DATA FOR THIS TASK >>
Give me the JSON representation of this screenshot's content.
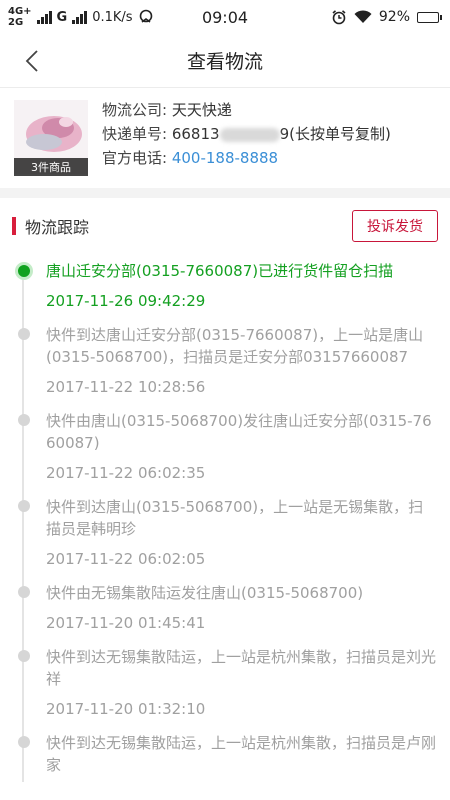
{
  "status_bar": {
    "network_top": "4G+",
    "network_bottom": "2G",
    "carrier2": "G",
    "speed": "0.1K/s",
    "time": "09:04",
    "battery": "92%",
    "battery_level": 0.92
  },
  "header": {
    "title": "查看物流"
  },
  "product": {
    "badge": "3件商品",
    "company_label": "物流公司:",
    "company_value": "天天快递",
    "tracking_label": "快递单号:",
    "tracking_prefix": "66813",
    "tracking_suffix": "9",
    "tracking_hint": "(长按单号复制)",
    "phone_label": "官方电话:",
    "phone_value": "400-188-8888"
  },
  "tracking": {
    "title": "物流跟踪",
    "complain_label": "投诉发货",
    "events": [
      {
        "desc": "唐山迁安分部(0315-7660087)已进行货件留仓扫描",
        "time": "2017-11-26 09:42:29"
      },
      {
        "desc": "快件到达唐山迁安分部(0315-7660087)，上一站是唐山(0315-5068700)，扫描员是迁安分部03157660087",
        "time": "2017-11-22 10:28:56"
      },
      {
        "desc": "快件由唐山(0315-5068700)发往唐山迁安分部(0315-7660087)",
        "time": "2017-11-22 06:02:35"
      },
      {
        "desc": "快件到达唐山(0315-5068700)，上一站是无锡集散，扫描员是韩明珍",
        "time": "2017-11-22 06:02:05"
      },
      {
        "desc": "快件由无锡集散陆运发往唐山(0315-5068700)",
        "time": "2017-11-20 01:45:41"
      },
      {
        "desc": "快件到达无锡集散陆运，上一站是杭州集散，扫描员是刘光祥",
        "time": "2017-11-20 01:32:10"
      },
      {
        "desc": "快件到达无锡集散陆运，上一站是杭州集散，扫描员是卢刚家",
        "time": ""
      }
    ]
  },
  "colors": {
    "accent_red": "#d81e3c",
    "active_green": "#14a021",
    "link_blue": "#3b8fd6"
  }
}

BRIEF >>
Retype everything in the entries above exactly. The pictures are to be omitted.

ANSWER BELOW >>
Give me the JSON representation of this screenshot's content.
{
  "status_bar": {
    "network_top": "4G+",
    "network_bottom": "2G",
    "carrier2": "G",
    "speed": "0.1K/s",
    "time": "09:04",
    "battery": "92%",
    "battery_level": 0.92
  },
  "header": {
    "title": "查看物流"
  },
  "product": {
    "badge": "3件商品",
    "company_label": "物流公司:",
    "company_value": "天天快递",
    "tracking_label": "快递单号:",
    "tracking_prefix": "66813",
    "tracking_suffix": "9",
    "tracking_hint": "(长按单号复制)",
    "phone_label": "官方电话:",
    "phone_value": "400-188-8888"
  },
  "tracking": {
    "title": "物流跟踪",
    "complain_label": "投诉发货",
    "events": [
      {
        "desc": "唐山迁安分部(0315-7660087)已进行货件留仓扫描",
        "time": "2017-11-26 09:42:29"
      },
      {
        "desc": "快件到达唐山迁安分部(0315-7660087)，上一站是唐山(0315-5068700)，扫描员是迁安分部03157660087",
        "time": "2017-11-22 10:28:56"
      },
      {
        "desc": "快件由唐山(0315-5068700)发往唐山迁安分部(0315-7660087)",
        "time": "2017-11-22 06:02:35"
      },
      {
        "desc": "快件到达唐山(0315-5068700)，上一站是无锡集散，扫描员是韩明珍",
        "time": "2017-11-22 06:02:05"
      },
      {
        "desc": "快件由无锡集散陆运发往唐山(0315-5068700)",
        "time": "2017-11-20 01:45:41"
      },
      {
        "desc": "快件到达无锡集散陆运，上一站是杭州集散，扫描员是刘光祥",
        "time": "2017-11-20 01:32:10"
      },
      {
        "desc": "快件到达无锡集散陆运，上一站是杭州集散，扫描员是卢刚家",
        "time": ""
      }
    ]
  },
  "colors": {
    "accent_red": "#d81e3c",
    "active_green": "#14a021",
    "link_blue": "#3b8fd6"
  }
}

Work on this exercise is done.